The two companies are expected to launch their first Media Center PCs this fall, sources familiar with the companies' plans told CNET

Dell and Sony are both expected to launch their first Media Center PCs this fall, sources familiar with the companies' plans told CNET

The two companies did not offer computers using the initial version of the Windows XP Media Center operating system, but are expected to enter the market once Microsoft introduces a new version of the operating system later this month. Microsoft has scheduled events across the United States on Sept. 30 to unveil the next version of Media Center, code-named Harmony.

Dell is planning to offer both laptops and desktops, according to the sources. A Dell representative declined to comment.

Meanwhile, Sony is expected to offer PCs that combine the Microsoft OS with its own GigaPocket software for recording TV shows and burning them to DVDs, according to a source familiar with the company's plans. A Sony representative also declined to comment.

Microsoft is expected to use the multicity event at the end of the month to announce new hardware partners, new models from existing partners, as well as the update to the Media Center operating system. Media Center is a custom version of Windows XP that allows certain tasks, such as recording TV shows, playing music and displaying photos, to be managed using a remote control.

With the new version, Microsoft is expected to address early criticisms of the OS, as well as add new features such as more support for streaming media.

With Dell and others expected to enter the market, analysts say the entry-level cost for such PCs will drop. Thus far, Media Center PCs have often fetched more than $1,000 for a desktop machine, although Hewlett-Packard has offered some models for below that price.

"Many of the key components that you would want in a media center have come down in price," said NPDTechworld analyst Stephen Baker, referring to items such as DVD burners and fast processors.

Dell could offer a new line of PCs, as HP did, or it may offer Media Center as an optional upgrade to existing high-end machines such as its new Inspiron 8600, a wide-screen notebook.

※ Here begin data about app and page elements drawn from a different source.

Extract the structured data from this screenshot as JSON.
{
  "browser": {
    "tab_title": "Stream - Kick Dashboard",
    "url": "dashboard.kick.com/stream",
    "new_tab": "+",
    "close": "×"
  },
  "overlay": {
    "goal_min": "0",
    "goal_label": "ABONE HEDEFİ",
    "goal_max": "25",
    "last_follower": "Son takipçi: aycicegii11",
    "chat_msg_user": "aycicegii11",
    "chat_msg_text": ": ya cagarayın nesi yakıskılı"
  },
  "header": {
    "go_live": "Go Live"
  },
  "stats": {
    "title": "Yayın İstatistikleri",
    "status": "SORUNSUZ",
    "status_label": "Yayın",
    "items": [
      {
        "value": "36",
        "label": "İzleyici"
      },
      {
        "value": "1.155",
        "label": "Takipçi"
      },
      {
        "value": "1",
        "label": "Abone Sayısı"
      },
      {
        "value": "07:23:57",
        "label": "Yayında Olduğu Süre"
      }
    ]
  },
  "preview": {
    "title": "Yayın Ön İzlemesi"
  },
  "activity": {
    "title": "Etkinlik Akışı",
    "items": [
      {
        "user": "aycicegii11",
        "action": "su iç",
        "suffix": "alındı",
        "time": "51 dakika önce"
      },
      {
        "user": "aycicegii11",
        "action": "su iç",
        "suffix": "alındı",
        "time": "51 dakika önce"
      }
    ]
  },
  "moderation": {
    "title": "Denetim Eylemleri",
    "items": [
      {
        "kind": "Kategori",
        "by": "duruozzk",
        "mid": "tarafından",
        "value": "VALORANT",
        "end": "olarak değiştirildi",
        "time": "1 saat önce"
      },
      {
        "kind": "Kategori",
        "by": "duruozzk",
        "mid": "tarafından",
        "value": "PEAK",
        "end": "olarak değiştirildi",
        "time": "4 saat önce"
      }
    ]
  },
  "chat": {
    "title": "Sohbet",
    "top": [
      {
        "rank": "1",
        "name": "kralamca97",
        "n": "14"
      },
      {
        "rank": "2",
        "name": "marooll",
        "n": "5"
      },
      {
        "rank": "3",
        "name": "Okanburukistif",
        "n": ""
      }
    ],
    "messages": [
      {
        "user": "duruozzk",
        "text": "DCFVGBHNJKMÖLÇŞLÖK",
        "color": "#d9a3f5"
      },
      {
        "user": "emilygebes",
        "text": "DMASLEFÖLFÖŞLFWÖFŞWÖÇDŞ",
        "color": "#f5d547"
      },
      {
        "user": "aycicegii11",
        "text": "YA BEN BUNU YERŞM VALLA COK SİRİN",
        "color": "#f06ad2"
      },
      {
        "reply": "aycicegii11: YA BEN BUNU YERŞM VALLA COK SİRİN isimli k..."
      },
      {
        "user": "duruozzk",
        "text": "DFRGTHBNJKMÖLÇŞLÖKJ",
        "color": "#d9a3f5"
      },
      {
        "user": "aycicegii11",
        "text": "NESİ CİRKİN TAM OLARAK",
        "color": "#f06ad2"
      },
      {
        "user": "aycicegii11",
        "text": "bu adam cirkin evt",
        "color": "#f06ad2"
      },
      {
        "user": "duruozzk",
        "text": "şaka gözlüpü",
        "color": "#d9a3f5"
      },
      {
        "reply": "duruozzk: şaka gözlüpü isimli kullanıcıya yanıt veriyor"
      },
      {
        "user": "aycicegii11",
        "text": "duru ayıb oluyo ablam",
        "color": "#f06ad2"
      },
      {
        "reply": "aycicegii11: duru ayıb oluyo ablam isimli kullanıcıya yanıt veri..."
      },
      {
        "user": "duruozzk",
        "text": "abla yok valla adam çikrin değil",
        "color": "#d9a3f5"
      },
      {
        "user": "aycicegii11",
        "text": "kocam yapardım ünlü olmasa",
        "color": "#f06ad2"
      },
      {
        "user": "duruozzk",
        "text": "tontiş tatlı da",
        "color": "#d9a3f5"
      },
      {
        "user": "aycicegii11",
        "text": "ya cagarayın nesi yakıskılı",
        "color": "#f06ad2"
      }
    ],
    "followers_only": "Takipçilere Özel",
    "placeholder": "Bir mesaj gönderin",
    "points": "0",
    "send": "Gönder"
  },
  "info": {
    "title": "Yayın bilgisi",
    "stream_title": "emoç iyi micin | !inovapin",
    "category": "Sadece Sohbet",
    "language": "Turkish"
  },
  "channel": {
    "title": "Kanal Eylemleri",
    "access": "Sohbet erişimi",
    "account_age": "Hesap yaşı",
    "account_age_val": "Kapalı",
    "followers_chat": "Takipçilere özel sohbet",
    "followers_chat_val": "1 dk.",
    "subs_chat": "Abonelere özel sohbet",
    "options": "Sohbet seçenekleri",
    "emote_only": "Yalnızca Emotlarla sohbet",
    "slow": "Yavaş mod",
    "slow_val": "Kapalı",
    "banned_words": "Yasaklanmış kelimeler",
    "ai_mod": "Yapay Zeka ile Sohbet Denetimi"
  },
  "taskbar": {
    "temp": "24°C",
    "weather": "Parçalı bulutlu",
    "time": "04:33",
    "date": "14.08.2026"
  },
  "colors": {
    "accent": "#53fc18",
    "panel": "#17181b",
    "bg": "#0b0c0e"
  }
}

Media Center made its debut last October, with HP offering the first systems. Gateway, Alienware and others quickly followed suit, while Toshiba introduced the first laptops running Media Center. HP has said it will offer a Media Center laptop later this year.